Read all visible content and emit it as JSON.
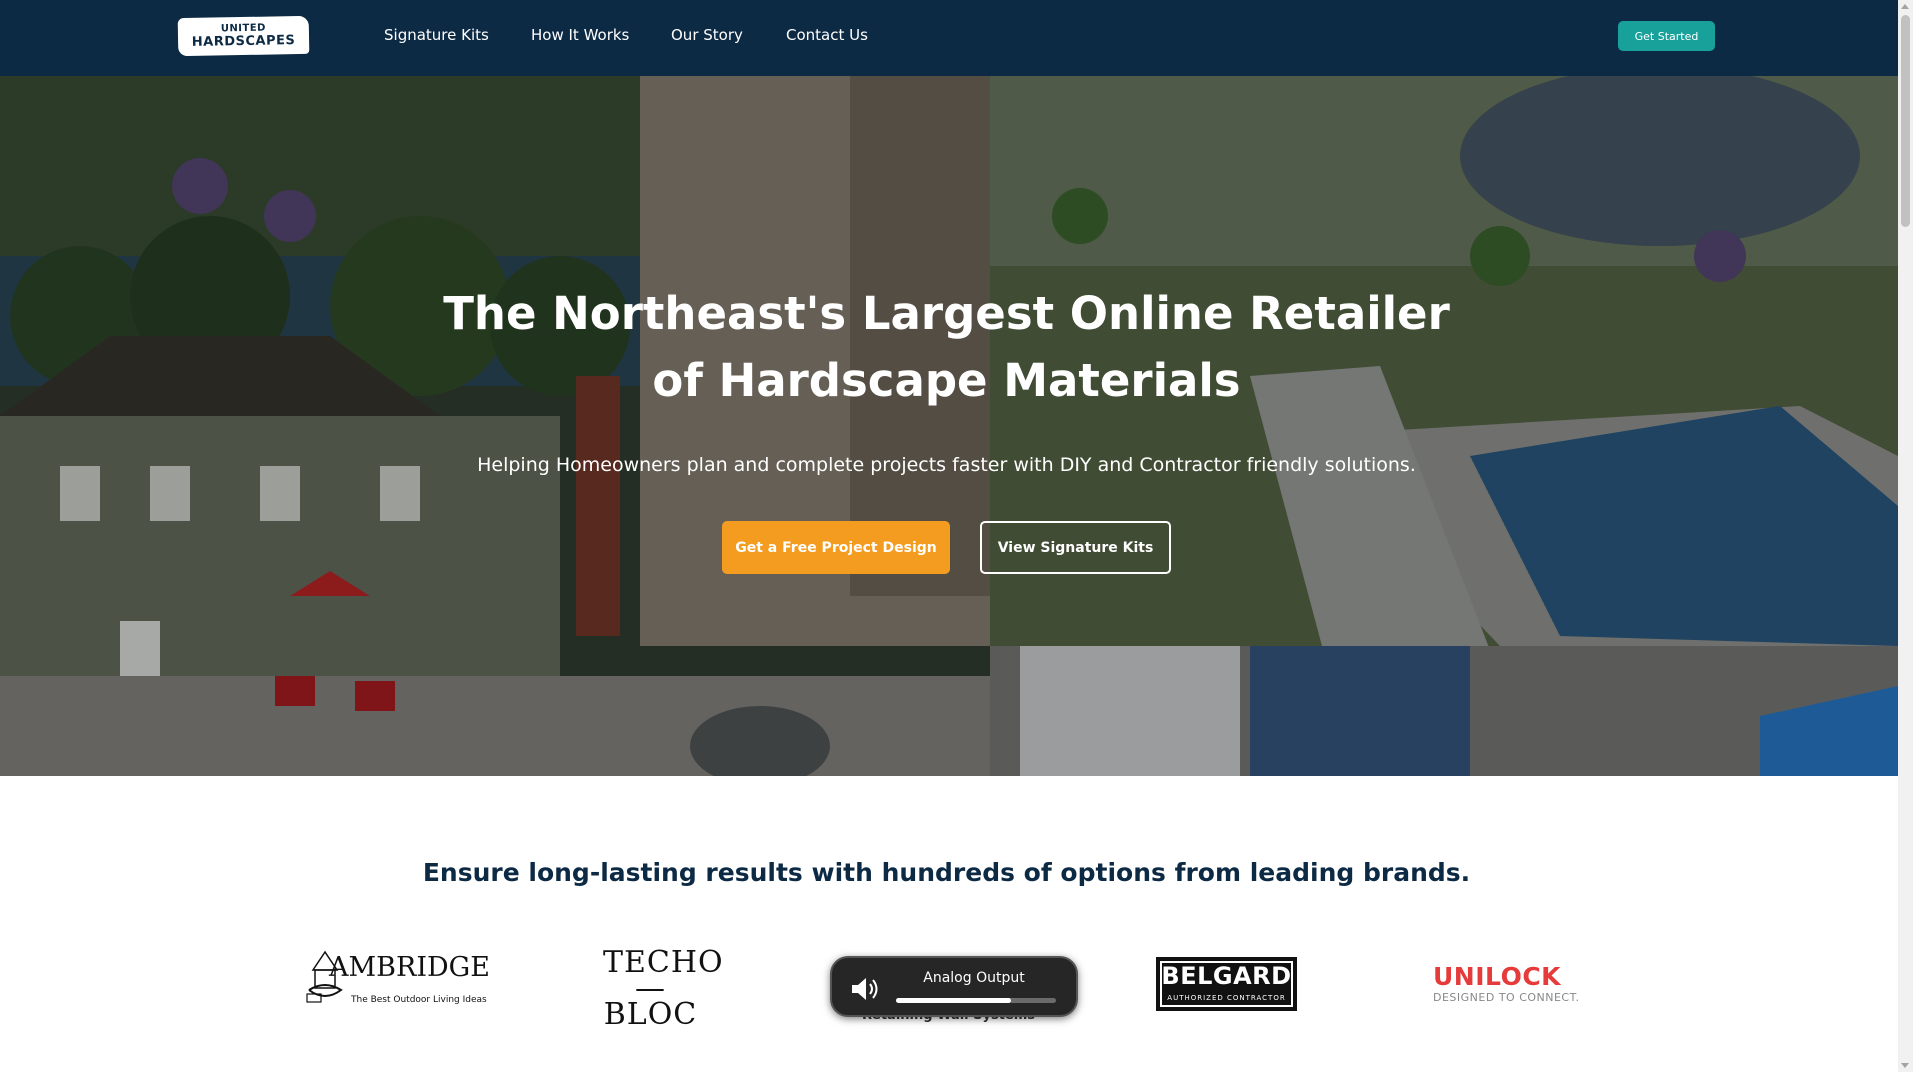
{
  "nav": {
    "logo_line1": "UNITED",
    "logo_line2": "HARDSCAPES",
    "links": [
      "Signature Kits",
      "How It Works",
      "Our Story",
      "Contact Us"
    ],
    "cta": "Get Started"
  },
  "hero": {
    "title_line1": "The Northeast's Largest Online Retailer",
    "title_line2": "of Hardscape Materials",
    "subtitle": "Helping Homeowners plan and complete projects faster with DIY and Contractor friendly solutions.",
    "primary_button": "Get a Free Project Design",
    "secondary_button": "View Signature Kits"
  },
  "brands": {
    "heading": "Ensure long-lasting results with hundreds of options from leading brands.",
    "cambridge": {
      "name": "AMBRIDGE",
      "tagline": "The Best Outdoor Living Ideas"
    },
    "techo": {
      "line1": "TECHO",
      "line2": "—BLOC"
    },
    "partially_hidden": "Retaining Wall Systems",
    "belgard": {
      "name": "BELGARD",
      "sub": "AUTHORIZED CONTRACTOR"
    },
    "unilock": {
      "name": "UNILOCK",
      "sub": "DESIGNED TO CONNECT."
    }
  },
  "audio_popup": {
    "label": "Analog Output",
    "volume_fraction": 0.72,
    "icon": "speaker-icon"
  },
  "colors": {
    "nav_bg": "#0d2a45",
    "accent_teal": "#17a19a",
    "accent_orange": "#f39c1f",
    "unilock_red": "#e53b3b"
  }
}
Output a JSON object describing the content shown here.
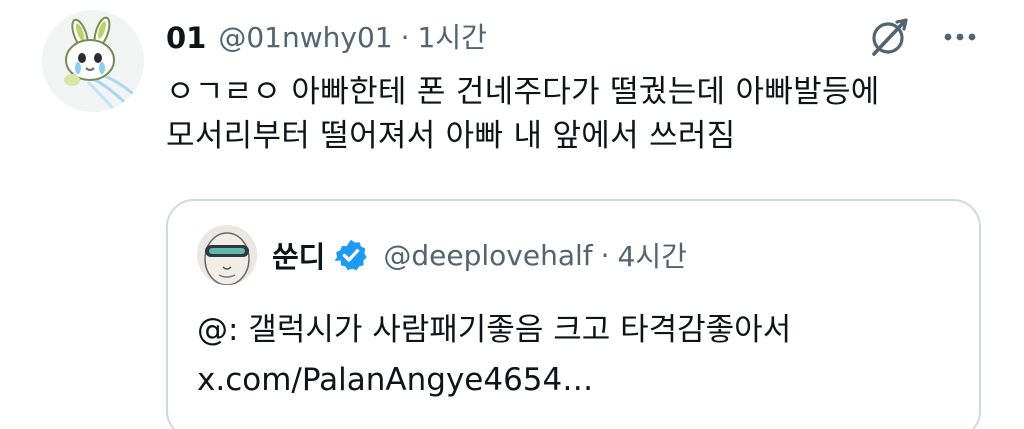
{
  "post": {
    "display_name": "01",
    "handle": "@01nwhy01",
    "separator": "·",
    "time": "1시간",
    "avatar_icon": "bunny-character-avatar-icon",
    "text_lines": [
      "ㅇㄱㄹㅇ 아빠한테 폰 건네주다가 떨궜는데 아빠발등에",
      "모서리부터 떨어져서 아빠 내 앞에서 쓰러짐"
    ]
  },
  "toolbar": {
    "grok_icon": "grok-icon",
    "more_icon": "more-dots-icon"
  },
  "quoted_post": {
    "display_name": "쑨디",
    "verified_icon": "verified-badge-icon",
    "handle": "@deeplovehalf",
    "separator": "·",
    "time": "4시간",
    "text_lines": [
      "@: 갤럭시가 사람패기좋음 크고 타격감좋아서",
      "x.com/PalanAngye4654…"
    ]
  },
  "colors": {
    "text_primary": "#0f1419",
    "text_secondary": "#536471",
    "border": "#cfd9de",
    "verified_blue": "#1d9bf0"
  }
}
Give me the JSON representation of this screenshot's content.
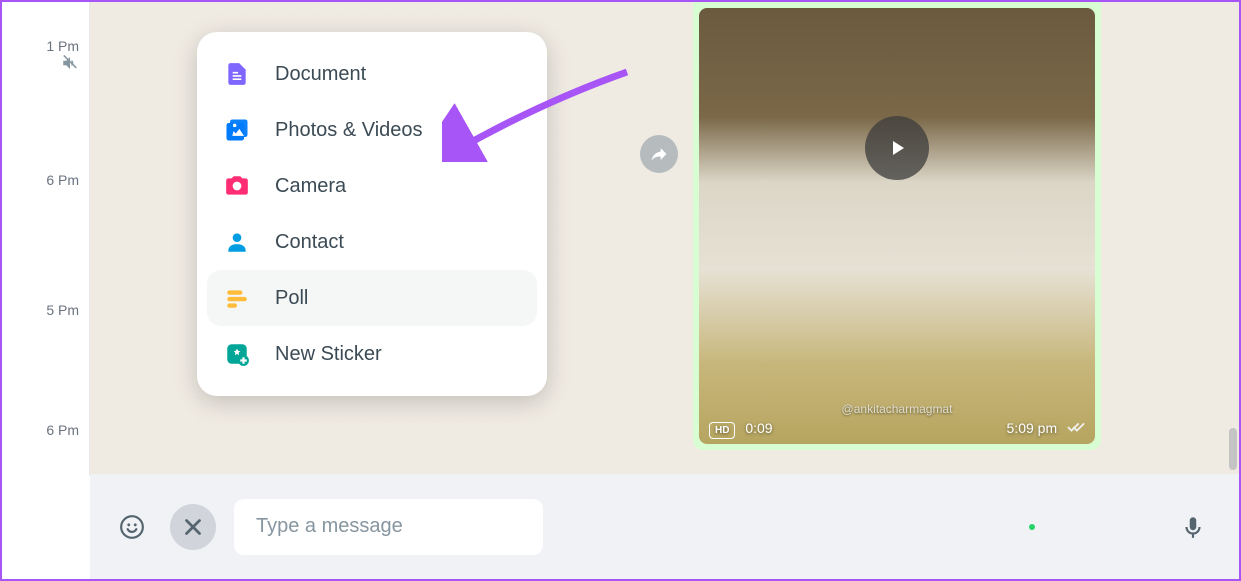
{
  "sidebar": {
    "items": [
      {
        "time": "1 Pm",
        "muted": true
      },
      {
        "time": "6 Pm"
      },
      {
        "time": "5 Pm"
      },
      {
        "time": "6 Pm"
      }
    ]
  },
  "attachment_menu": {
    "items": [
      {
        "label": "Document",
        "icon": "document-icon",
        "color": "#7f66ff"
      },
      {
        "label": "Photos & Videos",
        "icon": "photos-videos-icon",
        "color": "#007bfc"
      },
      {
        "label": "Camera",
        "icon": "camera-icon",
        "color": "#ff2e74"
      },
      {
        "label": "Contact",
        "icon": "contact-icon",
        "color": "#009de2"
      },
      {
        "label": "Poll",
        "icon": "poll-icon",
        "color": "#ffbc38",
        "hovered": true
      },
      {
        "label": "New Sticker",
        "icon": "new-sticker-icon",
        "color": "#02a698"
      }
    ]
  },
  "annotation": {
    "arrow_color": "#a855f7",
    "target": "Photos & Videos"
  },
  "message": {
    "type": "video",
    "hd": "HD",
    "duration": "0:09",
    "sent_at": "5:09 pm",
    "status": "read",
    "handle": "@ankitacharmagmat"
  },
  "composer": {
    "placeholder": "Type a message",
    "value": ""
  }
}
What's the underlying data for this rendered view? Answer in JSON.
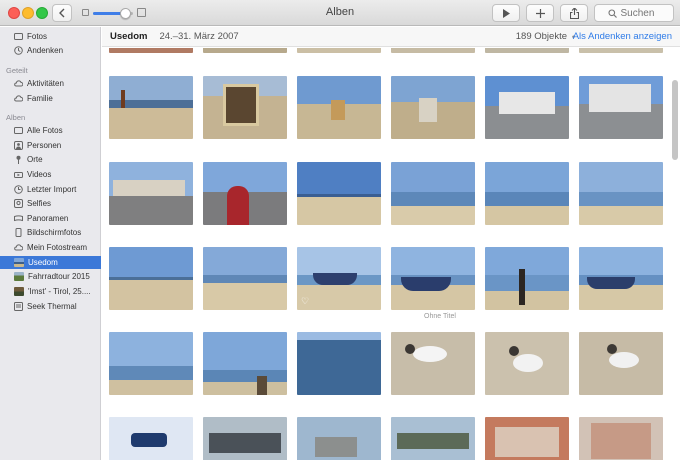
{
  "window": {
    "title": "Alben"
  },
  "toolbar": {
    "search_label": "Suchen",
    "zoom_level": 0.8,
    "back_icon": "chevron-left-icon",
    "play_icon": "play-icon",
    "add_icon": "plus-icon",
    "share_icon": "share-icon"
  },
  "sidebar": {
    "top_items": [
      {
        "label": "Fotos",
        "icon": "photos-icon"
      },
      {
        "label": "Andenken",
        "icon": "memories-icon"
      }
    ],
    "shared_header": "Geteilt",
    "shared_items": [
      {
        "label": "Aktivitäten",
        "icon": "cloud-icon"
      },
      {
        "label": "Familie",
        "icon": "cloud-icon"
      }
    ],
    "albums_header": "Alben",
    "album_items": [
      {
        "label": "Alle Fotos",
        "icon": "photos-icon"
      },
      {
        "label": "Personen",
        "icon": "person-icon"
      },
      {
        "label": "Orte",
        "icon": "pin-icon"
      },
      {
        "label": "Videos",
        "icon": "video-icon"
      },
      {
        "label": "Letzter Import",
        "icon": "clock-icon"
      },
      {
        "label": "Selfies",
        "icon": "selfie-icon"
      },
      {
        "label": "Panoramen",
        "icon": "panorama-icon"
      },
      {
        "label": "Bildschirmfotos",
        "icon": "screenshot-icon"
      },
      {
        "label": "Mein Fotostream",
        "icon": "cloud-icon"
      },
      {
        "label": "Usedom",
        "icon": "album-thumbnail",
        "selected": true
      },
      {
        "label": "Fahrradtour 2015",
        "icon": "album-thumbnail"
      },
      {
        "label": "'Imst' - Tirol, 25....",
        "icon": "album-thumbnail"
      },
      {
        "label": "Seek Thermal",
        "icon": "folder-icon"
      }
    ]
  },
  "header": {
    "title": "Usedom",
    "date": "24.–31. März 2007",
    "count": "189 Objekte",
    "separator": "•",
    "memory_link": "Als Andenken anzeigen"
  },
  "grid": {
    "caption": "Ohne Titel",
    "heart_icon": "heart-icon"
  },
  "colors": {
    "accent": "#3b78d8",
    "link": "#2f7ce8",
    "sidebar_bg": "#e9e9ed"
  }
}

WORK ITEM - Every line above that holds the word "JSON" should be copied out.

TASK OUTPUT -
Read all visible content and emit it as JSON.
Output a JSON object describing the content shown here.
Give me the JSON representation of this screenshot's content.
What's the underlying data for this rendered view? Answer in JSON.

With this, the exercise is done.